and the negative aspects
to use this type of insulation:
- Despite the fact that it is more costly than nearly every other insulation available, this is still your best bet, especially if you've the money to do it. It will cost you more up-front, and save you a lot later on. Due to the superior quality, it will save you on heating bills and the like quite dramatically, in fact.
- It is weather resisant, water proof and you will not get the molding and condensation that you would with typical fiber glass or other insulations.
- It is extremely clean as far as application, that is you can have it applied between studs evenly and nicely so that you don't have the annoyance that you would with other types and it completely seals everything.
- There are types of this insulation that can be used in furniture and the like and are obviously softer, but the type used in houses is rigid and adds a lot of strength and support to walls or wherever it is you place it. It can also be sprayed on floors and I've even seen it applied to unfinished floors, that is, dirt.
- You only need about 3-4 inches, though you can get away with 2 sometimes, to have a pretty nice r-value. It only takes 1 inch or less to seal something off.. that's why they have little cans of it that you can use for sealing around windows.
- It's much easier for the people applying, if you feel like being a kind and caring little human. Fibre glass is horrid to install..
Of course, as with everything, you've got your down side
Enough already, how does it work?
- You do not want to be around during the application of this stuff, though the fumes clear away quickly in a well ventilated area. It smells horrid and is the farthest thing from good for you that exists.
- It is highly flammable when left exposed, but I guess not anymore so than any insulation. It is generally covered with paint if it's going to be in the open, though typically it's covered by plastic and drywall among other things.
- It is a pretty high up-front cost and some people just can't afford it, even though it does save money later on.
- I'm pretty sure this isn't even legal, but some of it contains lead. Nevermind the other slew of chemicals.. though only the applicators really have to worry about this stuff.
- Everything in the general area should be covered because tiny specks of the spray will coat anything it reaches and it's actually not too much fun to get off. Luckily, it's pretty easy to throw drop sheets over things and tack plastic up around windows.
The insulation starts in liquid
form, two different liquids in fact, resin
, for instance. They must be heated because they are applied when quite warm
.. the two liquids mix at the "gun" from which the spray is emitted. It's quite neat to watch, acutally. The spray goes out, about 10 seconds later it expands
and within 20 it is hard enough to walk
on, that is it can support the weight of a full grown adult
. (Of course, if you have someone jumping up and down on an inch slapped between two boards or something, don't expect it to hold
.. but it is VERY strong.)
The people applying this stuff have to wear masks
so that they don't inhale the extremely disgusting

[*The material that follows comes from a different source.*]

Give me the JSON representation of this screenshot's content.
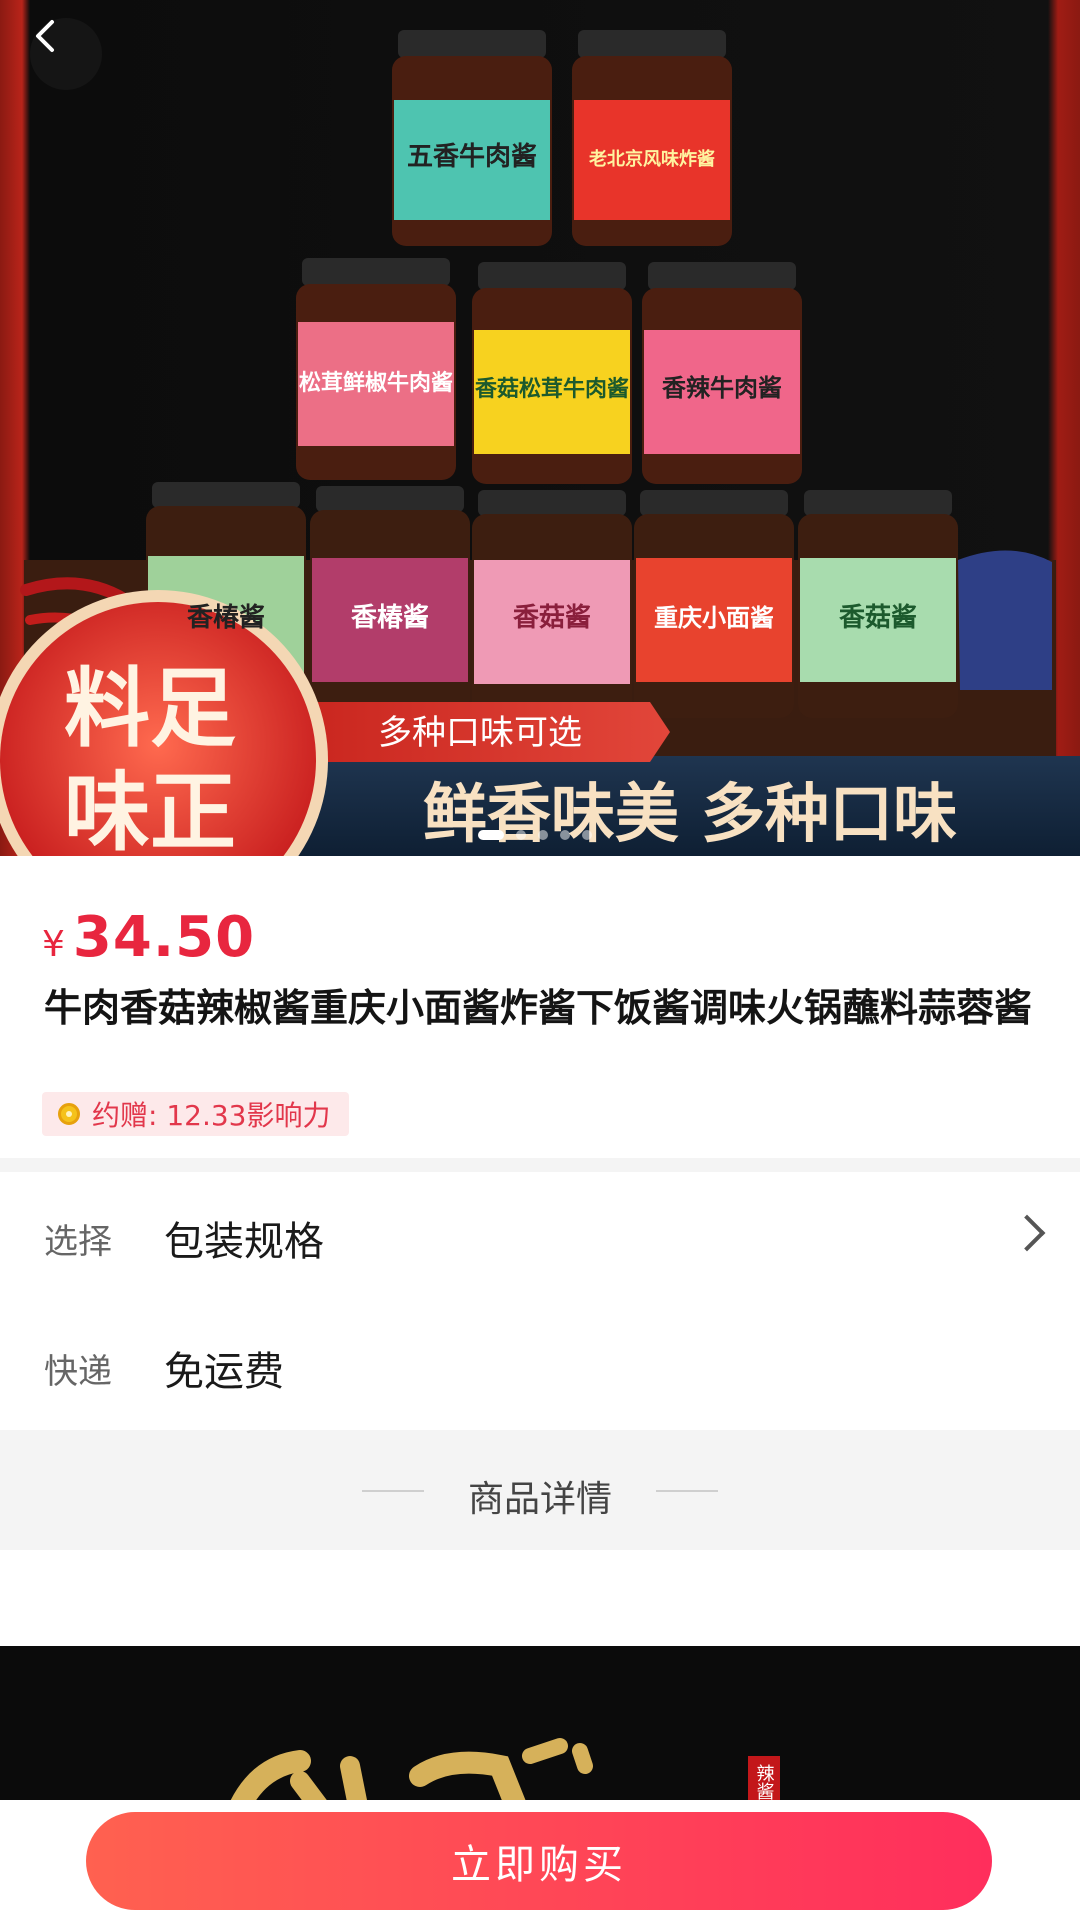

fumes, and it's actually preferrable that they have a fresh air supply
unit. It's very easy to become sensitized
to the chemicals, especially if you don't wear a mask and stupidly breathe in the fumes. If you do decide to have this type of insulation in your home, for godsakes, don't stand there and watch
the people spraying it unless you have a mask on! (Honestly, people do this

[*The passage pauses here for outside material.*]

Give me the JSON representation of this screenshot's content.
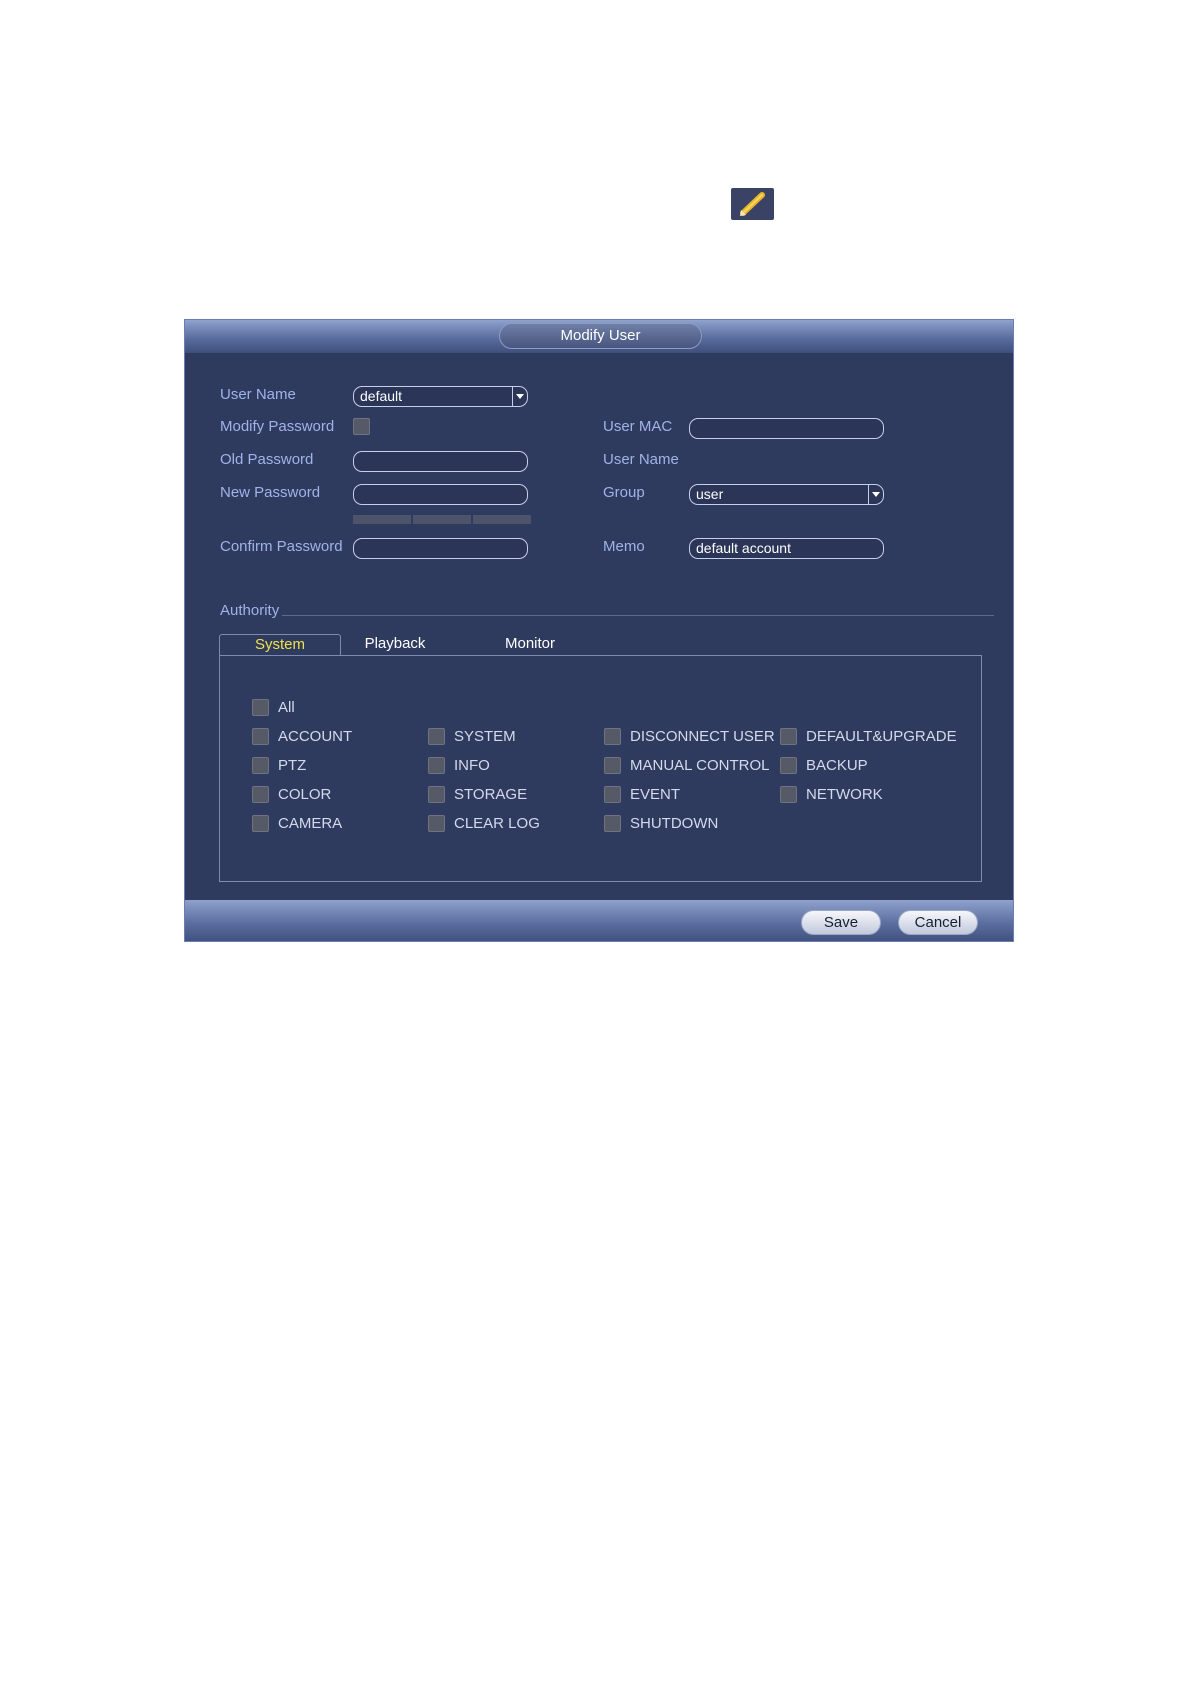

, they stand there and watch the person spraying despite the fact that everyone else around is wearing some sort of air filtering device
. It's sickening how foolish some people can be.)
So any way, when it all comes down to it.. if you've got the money to pay for quality
this is probably the best insulation to go with, in my experience. (Not that I have a lot of experience
.. bleh.) The only reason I know anything about this stuff is because I've worked with it, monitoring gauges
and setting up the whole operation. Oh, the joys of spray-foaming! (Whatever you do, don't aspire
to be one of the people that does this sort of thing.. it REALLY
isn't very nice.. though I suppose it could be worse
, it could always be worse.)